An infant’s laughter can reveal not only how babies think but also the serious reasons for this expression of joy
People prone to believing in elaborate cover-ups could just be seeking more meaning in life
Evolutionary biologist Lee Dugatkin talks about the six-decade Siberian experiment with foxes that has revealed details about domestication in general.
Nongenuine chuckles cause a specific cortical region to “light up” more
Widely interconnected regions detect the status of friends and acquaintances
U.S. parents tend to view the condition’s signs very differently than in other cultures
Evolutionary biologist and science historian Lee Dugatkin talks about the legendary six-decade Siberian experiment in fox domestication run by Lyudmila Trut, his co-author of a new book and Scientific American article about the research.
The opioid crisis is forcing doctors to change how they treat chronic pain, putting a new emphasis on nondrug remedies and psychological interventions
A look inside the May/June issue of Scientific American Mind
Customizing possessions boosts performance
Couples often lose their mojo after many years together, but research suggests being more responsive could rekindle desire
This week, Savvy Psychologist Dr. Ellen Hendriksen explains what news overload is doing to us and how to take control.
“Authentic objects” keep us company
Vast majority go undiagnosed until after age 3, new research shows

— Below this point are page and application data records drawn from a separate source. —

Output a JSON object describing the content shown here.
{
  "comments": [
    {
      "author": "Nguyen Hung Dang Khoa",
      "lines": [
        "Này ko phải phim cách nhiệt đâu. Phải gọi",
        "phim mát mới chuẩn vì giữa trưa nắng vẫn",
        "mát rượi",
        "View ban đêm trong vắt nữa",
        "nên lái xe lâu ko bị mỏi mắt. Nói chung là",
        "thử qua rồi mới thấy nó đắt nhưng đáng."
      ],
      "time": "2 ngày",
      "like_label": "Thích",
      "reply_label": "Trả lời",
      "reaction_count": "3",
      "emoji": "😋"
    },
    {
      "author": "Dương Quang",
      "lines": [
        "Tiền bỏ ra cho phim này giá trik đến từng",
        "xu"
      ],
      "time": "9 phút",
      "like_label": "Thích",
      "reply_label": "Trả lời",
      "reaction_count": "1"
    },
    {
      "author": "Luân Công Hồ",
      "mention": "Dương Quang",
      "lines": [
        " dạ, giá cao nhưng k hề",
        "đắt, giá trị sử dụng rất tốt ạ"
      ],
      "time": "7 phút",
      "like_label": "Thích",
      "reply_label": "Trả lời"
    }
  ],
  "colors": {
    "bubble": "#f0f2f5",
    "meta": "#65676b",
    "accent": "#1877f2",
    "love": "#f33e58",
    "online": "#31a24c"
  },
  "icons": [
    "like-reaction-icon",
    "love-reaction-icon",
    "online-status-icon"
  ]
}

Come to know the shark, the grizzly, the rattlesnake—all of them deeply misunderstood
New research provides the first evidence for a theory first put forward in the 1970s
Computational social scientists are studying how conspiracy theories spread online—and what, if anything, can be done to stop them
We value the quality in others—but we don't always like how it reflects on us
New research suggests it doesn’t help—and it may hurt—to rely on a formula to predict the risk of a suicide